Work required -> Leave no line out; reproduce the listing exactly.

Information shown ->

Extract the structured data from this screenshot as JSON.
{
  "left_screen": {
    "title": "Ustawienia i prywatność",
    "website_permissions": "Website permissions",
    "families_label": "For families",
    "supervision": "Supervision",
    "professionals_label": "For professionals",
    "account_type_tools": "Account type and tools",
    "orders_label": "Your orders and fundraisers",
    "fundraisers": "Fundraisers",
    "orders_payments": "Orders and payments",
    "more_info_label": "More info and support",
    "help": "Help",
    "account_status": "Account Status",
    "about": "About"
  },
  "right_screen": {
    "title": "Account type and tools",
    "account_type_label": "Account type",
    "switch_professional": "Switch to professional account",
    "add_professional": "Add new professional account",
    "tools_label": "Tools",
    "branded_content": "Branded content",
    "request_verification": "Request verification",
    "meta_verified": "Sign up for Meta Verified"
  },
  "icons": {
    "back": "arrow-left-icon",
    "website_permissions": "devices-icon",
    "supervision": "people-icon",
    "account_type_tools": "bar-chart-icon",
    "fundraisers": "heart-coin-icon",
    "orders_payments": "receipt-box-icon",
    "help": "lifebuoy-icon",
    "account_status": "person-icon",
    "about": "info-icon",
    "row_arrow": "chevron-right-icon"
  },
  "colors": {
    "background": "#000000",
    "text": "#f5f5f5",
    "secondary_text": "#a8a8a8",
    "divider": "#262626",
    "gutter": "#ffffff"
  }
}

Answer area ->
Extract the structured data from this screenshot as JSON.
{
  "left_screen": {
    "title": "Ustawienia i prywatność",
    "website_permissions": "Website permissions",
    "families_label": "For families",
    "supervision": "Supervision",
    "professionals_label": "For professionals",
    "account_type_tools": "Account type and tools",
    "orders_label": "Your orders and fundraisers",
    "fundraisers": "Fundraisers",
    "orders_payments": "Orders and payments",
    "more_info_label": "More info and support",
    "help": "Help",
    "account_status": "Account Status",
    "about": "About"
  },
  "right_screen": {
    "title": "Account type and tools",
    "account_type_label": "Account type",
    "switch_professional": "Switch to professional account",
    "add_professional": "Add new professional account",
    "tools_label": "Tools",
    "branded_content": "Branded content",
    "request_verification": "Request verification",
    "meta_verified": "Sign up for Meta Verified"
  },
  "icons": {
    "back": "arrow-left-icon",
    "website_permissions": "devices-icon",
    "supervision": "people-icon",
    "account_type_tools": "bar-chart-icon",
    "fundraisers": "heart-coin-icon",
    "orders_payments": "receipt-box-icon",
    "help": "lifebuoy-icon",
    "account_status": "person-icon",
    "about": "info-icon",
    "row_arrow": "chevron-right-icon"
  },
  "colors": {
    "background": "#000000",
    "text": "#f5f5f5",
    "secondary_text": "#a8a8a8",
    "divider": "#262626",
    "gutter": "#ffffff"
  }
}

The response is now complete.